List, from the lines below, each one with "будет" in it.

+++ MATERIAL FOR THIS EXERCISE

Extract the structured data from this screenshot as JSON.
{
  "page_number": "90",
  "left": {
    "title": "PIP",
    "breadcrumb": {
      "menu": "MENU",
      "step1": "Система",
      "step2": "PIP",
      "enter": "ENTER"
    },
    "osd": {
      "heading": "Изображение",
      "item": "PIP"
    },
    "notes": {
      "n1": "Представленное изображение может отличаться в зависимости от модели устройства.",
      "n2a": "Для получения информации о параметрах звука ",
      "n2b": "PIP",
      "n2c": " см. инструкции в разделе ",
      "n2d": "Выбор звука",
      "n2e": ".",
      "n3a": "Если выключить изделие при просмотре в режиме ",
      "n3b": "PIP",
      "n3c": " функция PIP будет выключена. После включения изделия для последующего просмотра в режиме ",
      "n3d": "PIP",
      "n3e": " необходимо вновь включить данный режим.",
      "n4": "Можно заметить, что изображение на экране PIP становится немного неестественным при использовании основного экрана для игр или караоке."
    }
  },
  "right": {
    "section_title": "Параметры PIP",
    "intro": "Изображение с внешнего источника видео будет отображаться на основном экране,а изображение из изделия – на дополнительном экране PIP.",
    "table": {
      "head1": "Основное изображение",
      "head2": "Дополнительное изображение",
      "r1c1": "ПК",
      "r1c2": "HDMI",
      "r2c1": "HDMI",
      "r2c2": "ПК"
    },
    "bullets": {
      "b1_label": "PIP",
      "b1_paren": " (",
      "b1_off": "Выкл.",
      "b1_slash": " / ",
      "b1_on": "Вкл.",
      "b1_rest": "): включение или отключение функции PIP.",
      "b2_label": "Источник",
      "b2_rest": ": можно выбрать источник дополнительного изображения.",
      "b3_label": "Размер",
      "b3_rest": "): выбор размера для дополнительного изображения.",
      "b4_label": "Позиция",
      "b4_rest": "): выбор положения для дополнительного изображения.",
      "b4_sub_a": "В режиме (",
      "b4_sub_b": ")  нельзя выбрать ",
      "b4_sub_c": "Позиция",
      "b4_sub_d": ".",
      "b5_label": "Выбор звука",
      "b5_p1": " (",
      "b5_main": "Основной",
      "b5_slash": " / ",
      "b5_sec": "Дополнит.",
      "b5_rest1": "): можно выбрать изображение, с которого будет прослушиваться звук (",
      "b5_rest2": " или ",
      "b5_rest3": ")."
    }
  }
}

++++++

» **SOLUTION TO THIS TASK**
      "n3c": " функция PIP будет выключена. После включения изделия для последующего просмотра в режиме ",
    "intro": "Изображение с внешнего источника видео будет отображаться на основном экране,а изображение из изделия – на дополнительном экране PIP.",
      "b5_rest1": "): можно выбрать изображение, с которого будет прослушиваться звук (",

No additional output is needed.